Others in the gay community were more willing to welcome Portman to the side of the good guys, essentially arguing “better late than never.” If it took a personal connection to the issue to usher Portman out of the dark side, so be it. At least he made the move. And he clearly loves and accepts his son. (A reporter asked Rick Santorum how he would react in a similar situation, and the answer was far less affirming.)

My own reaction is that Portman’s intellectual honesty is irrelevant. If there is anything that this most recent conversion proves, it is the wisdom of the tactic of coming out—the broad and lasting political impact of thousands of acts of personal courage over a period of many years.

I remember the time when most gay people were firmly in the closet—when a chance encounter with one of my sons’ high school teachers when my husband and I met friends at a local gay bar clearly terrified him. Had I mentioned the encounter, he could have lost his job. In that world, a bigot like Jesse Helms could credibly claim that he’d never met a gay person. In the popular imagination of the time, gay men wore feather boas and danced in gay bars. Gays and lesbians were exotic “others,” and easy to demonize.

Coming Out as a deliberate political tactic changed that forever.

Younger gay people may still dread coming out to their friends and families, but the environment they face is dramatically more accepting than it was ten or twenty years ago. For that, they owe an earlier generation a great debt of gratitude. A generation ago, coming out took tremendous courage. You could lose your job, your friends, your family. The thousands who took that risk, however, put a face on what had previously been faceless. Suddenly, gays weren’t some deviant and foreign species—they were your doctor, your nephew, your Aunt Gladys and her “roommate” of 30+ years. They were people you knew and loved.

They were Ellen DeGeneris and Anderson Cooper and Rachel Maddow.

In the early days of the Women’s Movement, a favorite saying was “The personal is the political.” Each of us has the power to change social norms—one person at a time, confronting injustice, makes a difference. The enormous cultural shift that has occurred as a result of thousands of GLBT folks coming out is proof that the slogan is true.

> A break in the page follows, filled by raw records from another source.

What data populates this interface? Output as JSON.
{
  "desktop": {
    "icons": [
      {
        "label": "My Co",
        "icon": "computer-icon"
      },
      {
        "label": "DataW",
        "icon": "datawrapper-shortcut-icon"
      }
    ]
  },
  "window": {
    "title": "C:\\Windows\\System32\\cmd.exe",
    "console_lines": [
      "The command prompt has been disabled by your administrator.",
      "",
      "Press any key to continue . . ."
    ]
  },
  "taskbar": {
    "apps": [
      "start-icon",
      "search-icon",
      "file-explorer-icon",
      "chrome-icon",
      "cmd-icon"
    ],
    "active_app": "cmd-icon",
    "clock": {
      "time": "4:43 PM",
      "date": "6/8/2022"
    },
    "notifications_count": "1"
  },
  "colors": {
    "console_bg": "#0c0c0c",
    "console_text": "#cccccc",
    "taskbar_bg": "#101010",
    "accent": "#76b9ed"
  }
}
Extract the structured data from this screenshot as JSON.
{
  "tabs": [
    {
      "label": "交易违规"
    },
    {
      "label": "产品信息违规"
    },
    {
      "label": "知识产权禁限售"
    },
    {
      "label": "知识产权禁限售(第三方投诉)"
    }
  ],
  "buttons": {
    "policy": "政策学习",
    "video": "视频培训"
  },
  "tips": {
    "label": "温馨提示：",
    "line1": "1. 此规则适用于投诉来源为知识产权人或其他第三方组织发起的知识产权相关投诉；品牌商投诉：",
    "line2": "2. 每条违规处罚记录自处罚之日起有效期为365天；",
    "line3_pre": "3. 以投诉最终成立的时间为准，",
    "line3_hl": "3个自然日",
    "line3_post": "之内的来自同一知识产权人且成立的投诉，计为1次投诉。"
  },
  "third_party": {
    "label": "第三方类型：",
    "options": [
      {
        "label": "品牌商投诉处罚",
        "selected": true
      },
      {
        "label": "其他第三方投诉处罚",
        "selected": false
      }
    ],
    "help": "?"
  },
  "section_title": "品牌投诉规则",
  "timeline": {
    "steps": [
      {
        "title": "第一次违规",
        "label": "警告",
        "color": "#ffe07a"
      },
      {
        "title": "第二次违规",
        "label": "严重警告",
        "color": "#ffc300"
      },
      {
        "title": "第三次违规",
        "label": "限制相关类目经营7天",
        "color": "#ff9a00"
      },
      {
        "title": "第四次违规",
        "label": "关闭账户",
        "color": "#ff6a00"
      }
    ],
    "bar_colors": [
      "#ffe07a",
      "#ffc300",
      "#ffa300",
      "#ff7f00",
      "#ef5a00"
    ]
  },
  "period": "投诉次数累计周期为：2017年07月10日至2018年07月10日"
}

At the end of the day, do we really care whether Rob Portman casts a vote for equality because he has weighed the equities of the situation and recognized that it is the just and moral thing to do, or because he loves his son?


I don’t think so.